With Valentine’s Day fast approaching, my young daughter, Pam Chamberlain, and my barley double-digits daughter, Kristen Carter and I each picked out a book that highlights love for people near our ages. We hope you enjoy reading the following as much as we did.
Major Pettigrew’s Last Stand
By Helen Simonson
Random House Reader’s Circle, 2010, $15
This story takes place in an English country village where people are expected to follow scripts based on their heritage and class. Major Pettigrew is retired and was born in India to British parents. He is a widower who feels a strong sense of place in society due to his rank and his family’s tradition of military service. Mrs. Ali is the widowed owner of the local convenience store. Born in England of parents who have Pakistani heritage, she is welleducated and enjoys reading.
As the story opens, Major Pettigrew is told of the death of his younger brother. He is saddened at the loss and hurt that he wasn’t given the opportunity to say goodbye. His sorrow, however, is tempered by the expectation that he will receive a gun that was in his brother’s possession. The gun was one of a matching pair that his grandfather was given by the Maharini. The pair was to be reunited upon the death of one brother. His brother, however, didn’t honor that wish in his will.
The Major and Mrs. Ali start their relationship when she appears at his door to collect newspaper money from the Major. He has just found out about his brother’s death and is distraught. She offers tea and comfort. They discover that they have much in common. Unfortunately in a small village where they are considered to be of separate class and race, their relationship is not received well.
I found that this story started out slowly, and I worried that this book would be just another romance with two-dimensional characters. My patience paid off, though. There were a multitude of well-drawn characters and none were stereotypical representations. Even more rarely found, the love story was fairly unique in that love blossomed from common interests and personality traits instead of from mere physical attraction. The main love interests were brought together by the common emotion of sorrow, but they stayed together because of mutual respect of each other’s beliefs and actions.

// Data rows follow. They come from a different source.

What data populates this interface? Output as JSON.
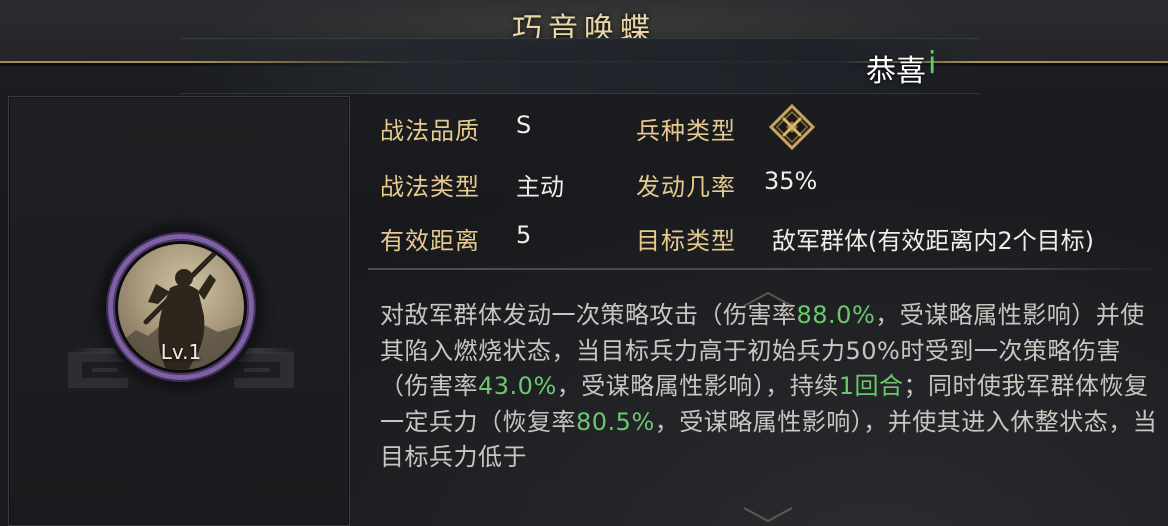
{
  "title": "巧音唤蝶",
  "toast": {
    "text": "恭喜",
    "tail": "i"
  },
  "portrait": {
    "level": "Lv.1"
  },
  "info": {
    "quality_label": "战法品质",
    "quality_value": "S",
    "troop_label": "兵种类型",
    "type_label": "战法类型",
    "type_value": "主动",
    "rate_label": "发动几率",
    "rate_value": "35%",
    "range_label": "有效距离",
    "range_value": "5",
    "target_label": "目标类型",
    "target_value": "敌军群体(有效距离内2个目标)"
  },
  "description": {
    "segments": [
      {
        "t": "对敌军群体发动一次策略攻击（伤害率",
        "h": false
      },
      {
        "t": "88.0%",
        "h": true
      },
      {
        "t": "，受谋略属性影响）并使其陷入燃烧状态，当目标兵力高于初始兵力50%时受到一次策略伤害（伤害率",
        "h": false
      },
      {
        "t": "43.0%",
        "h": true
      },
      {
        "t": "，受谋略属性影响），持续",
        "h": false
      },
      {
        "t": "1回合",
        "h": true
      },
      {
        "t": "；同时使我军群体恢复一定兵力（恢复率",
        "h": false
      },
      {
        "t": "80.5%",
        "h": true
      },
      {
        "t": "，受谋略属性影响），并使其进入休整状态，当目标兵力低于",
        "h": false
      }
    ]
  },
  "colors": {
    "label_gold": "#e6c98f",
    "value_white": "#f0ede6",
    "highlight_green": "#6cc76f",
    "ring_purple": "#7f5fa6",
    "title_gold": "#ead7a8"
  }
}
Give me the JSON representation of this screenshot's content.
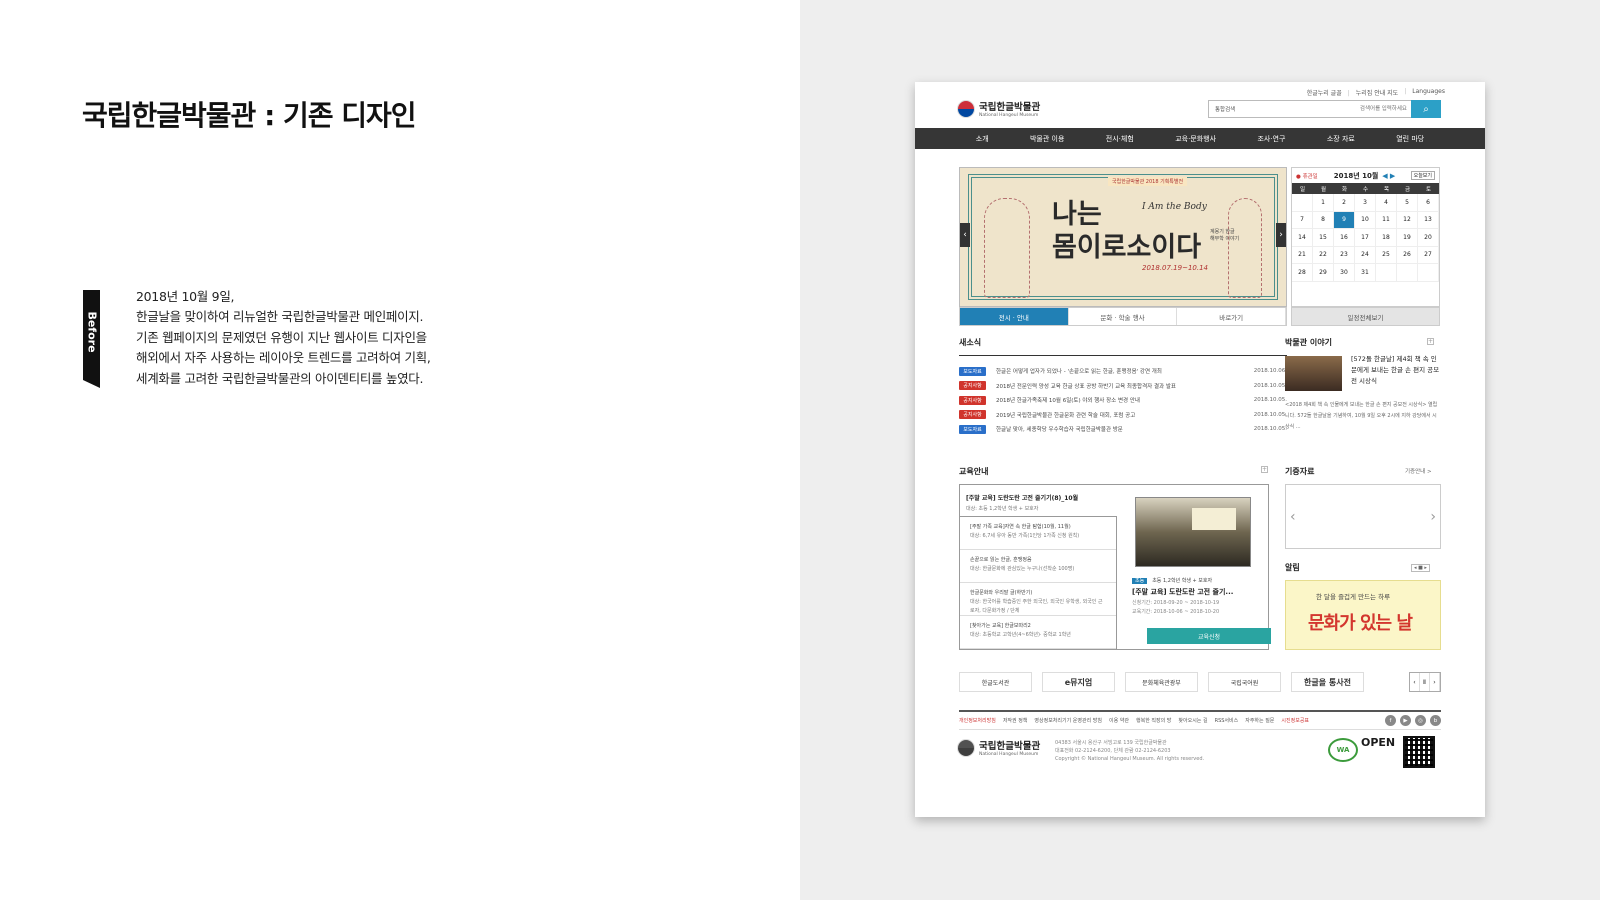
{
  "left": {
    "title": "국립한글박물관 : 기존 디자인",
    "tag": "Before",
    "description": [
      "2018년 10월 9일,",
      "한글날을 맞이하여  리뉴얼한 국립한글박물관 메인페이지.",
      "기존 웹페이지의 문제였던 유행이 지난 웹사이트 디자인을",
      "해외에서 자주 사용하는 레이아웃 트렌드를 고려하여  기획,",
      "세계화를 고려한 국립한글박물관의 아이덴티티를 높였다."
    ]
  },
  "site": {
    "util_links": [
      "한글누리 글꼴",
      "누리집 안내 지도",
      "Languages"
    ],
    "logo_ko": "국립한글박물관",
    "logo_en": "National Hangeul Museum",
    "search": {
      "select": "통합검색",
      "placeholder": "검색어를 입력하세요",
      "button_icon": "search-icon"
    },
    "gnb": [
      "소개",
      "박물관 이용",
      "전시·체험",
      "교육·문화행사",
      "조사·연구",
      "소장 자료",
      "열린 마당"
    ],
    "banner": {
      "subtitle": "국립한글박물관 2018 기획특별전",
      "title_line1": "나는",
      "title_line2": "몸이로소이다",
      "english": "I Am the Body",
      "side_text": "계몽기 한글 해부학 이야기",
      "dates": "2018.07.19~10.14"
    },
    "tabs": [
      "전시 · 안내",
      "문화 · 학술 행사",
      "바로가기"
    ],
    "calendar": {
      "holiday_label": "휴관일",
      "month": "2018년 10월",
      "today_btn": "오늘보기",
      "weekdays": [
        "일",
        "월",
        "화",
        "수",
        "목",
        "금",
        "토"
      ],
      "days": [
        "",
        "1",
        "2",
        "3",
        "4",
        "5",
        "6",
        "7",
        "8",
        "9",
        "10",
        "11",
        "12",
        "13",
        "14",
        "15",
        "16",
        "17",
        "18",
        "19",
        "20",
        "21",
        "22",
        "23",
        "24",
        "25",
        "26",
        "27",
        "28",
        "29",
        "30",
        "31",
        "",
        "",
        ""
      ],
      "selected": "9",
      "all_btn": "일정전체보기"
    },
    "news": {
      "title": "새소식",
      "rows": [
        {
          "tag": "보도자료",
          "color": "#2a6fc9",
          "title": "한글은 어떻게 업자가 되었나 - '손끝으로 읽는 한글, 훈맹정음' 강연 개최",
          "date": "2018.10.06."
        },
        {
          "tag": "공지사항",
          "color": "#d0342c",
          "title": "2018년 전문인력 양성 교육 한글 상표 공방 하반기 교육 최종합격자 결과 발표",
          "date": "2018.10.05."
        },
        {
          "tag": "공지사항",
          "color": "#d0342c",
          "title": "2018년 한글가족축제 10월 6일(토) 야외 행사 장소 변경 안내",
          "date": "2018.10.05."
        },
        {
          "tag": "공지사항",
          "color": "#d0342c",
          "title": "2019년 국립한글박물관 한글문화 관련 학술 대회, 포럼 공고",
          "date": "2018.10.05."
        },
        {
          "tag": "보도자료",
          "color": "#2a6fc9",
          "title": "한글날 맞아, 세종학당 우수학습자 국립한글박물관 방문",
          "date": "2018.10.05."
        }
      ]
    },
    "story": {
      "title": "박물관 이야기",
      "headline": "[572돌 한글날] 제4회 책 속 인문에게 보내는 한글 손 편지 공모전 시상식",
      "desc": "<2018 제4회 책 속 인물에게 보내는 한글 손 편지 공모전 시상식> 열립니다. 572돌 한글날을 기념하여, 10월 9일 오후 2시에 지하 강당에서 시상식 ..."
    },
    "edu": {
      "title": "교육안내",
      "feature_title": "[주말 교육] 도란도란 고전 즐기기(8)_10월",
      "feature_sub": "대상: 초등 1,2학년 학생 + 보호자",
      "items": [
        {
          "t": "[주말 가족 교육]자연 속 한글 탐험(10월, 11월)",
          "s": "대상: 6,7세 유아 동반 가족(1인당 1가족 신청 원칙)"
        },
        {
          "t": "손끝으로 읽는 한글, 훈맹정음",
          "s": "대상: 한글문화에 관심있는 누구나(선착순 100명)"
        },
        {
          "t": "한글문화와 우리말 글(하반기)",
          "s": "대상: 한국어를 학습중인 주한 외국인, 외국인 유학생, 외국인 근로자, 다문화가정 / 단체"
        },
        {
          "t": "[찾아가는 교육] 한글보따리2",
          "s": "대상: 초등학교 고학년(4~6학년)· 중학교 1학년"
        }
      ],
      "badge": "초등",
      "info_target": "초등 1,2학년 학생 + 보호자",
      "info_title": "[주말 교육] 도란도란 고전 즐기...",
      "apply_period": "신청기간: 2018-09-20 ~ 2018-10-19",
      "edu_period": "교육기간: 2018-10-06 ~ 2018-10-20",
      "apply_btn": "교육신청"
    },
    "donate": {
      "title": "기증자료",
      "more": "기증안내 >"
    },
    "notice": {
      "title": "알림",
      "line1": "한 달을 즐겁게 만드는 하루",
      "line2": "문화가 있는 날"
    },
    "family": [
      "한글도서관",
      "e뮤지엄",
      "문화체육관광부",
      "국립국어원",
      "한글을 통사전"
    ],
    "footer_links": [
      "개인정보처리방침",
      "저작권 정책",
      "영상정보처리기기 운영관리 방침",
      "이용 약관",
      "행복한 직장의 방",
      "찾아오시는 길",
      "RSS서비스",
      "자주하는 질문",
      "시진정보공표"
    ],
    "footer_addr": [
      "04383 서울시 용산구 서빙고로 139 국립한글박물관",
      "대표전화 02-2124-6200, 단체 관람 02-2124-6203",
      "Copyright © National Hangeul Museum. All rights reserved."
    ],
    "wa_text": "WA",
    "open_text": "OPEN"
  }
}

I enjoyed this book immensely. It appealed to the side of me that wants a book discussing social issues and another side of me that likes to read a book without violence. The story is quaint and gentle, yet it has great depth. Ms. Simonson addresses the issue of prejudice. She doesn’t stop there, though; she highlights the struggles with defining the meaning of honor, not only through the relationship of a middle-aged couple, but via various other relationships that develop in the story. Each person in her or his way is looking for an understanding of how to live a life with honor of oneself and one’s ideals. I will definitely question honor’s meaning as pondered in this book for a long time, and I think you may, too.
By M. T. Anderson
Candlewick, 2004, $7.99
Review by Pamela Chamberlain
Wouldn’t you love to spend Spring Break on the Moon? That’s what Titus and his friends were looking forward to in Feed. Immediately Titus finds his eyes drawn towards a girl. She is slightly different from his friends, but, nonetheless, Violet is all he can think about. Though his biggest concerns start out being those of a typical teenager, after discovering love, Titus discovers a few less-than friendly truths about the world he’s been living in.
The setting of the story is in the future of America. The minds of the population are being strongly influenced by the Feed, a computer placed in the brain. Over time the Feed takes over the neural workings in the brain and the human body becomes dependent on it. The majority of the population has had the Feed installed as children and are completely dependent on it for everything from school to shopping, entertainment and socialization.
Feed is a wonderfully written book geared towards teens, although all ages could gain something from it. The central story is that of a teenage boy first discovering love.This thought-provoking book seeks to point out some of the possible negatives to having a consumer/company-driven society. Titus faces not only problems that we ourselves are faced with everyday, but others that will give you a new perspective on our society and the social trends we follow.
Raising You Alone
By Warren Hanson
Tristan Publishing, 2005, $15.95
Review by Kristen Carter, 10
This book is about two rabbits, one being the mother of the other. In it, a single mother is raising a child and loves her child, through thick and thin.
The pictures are wonderful and charming, and the story itself is heart-warming. The overall message melts the hardest of hearts.
This is a book for readers five to 105 years old. I really recommend it if you are a single parent or a child of a single parent.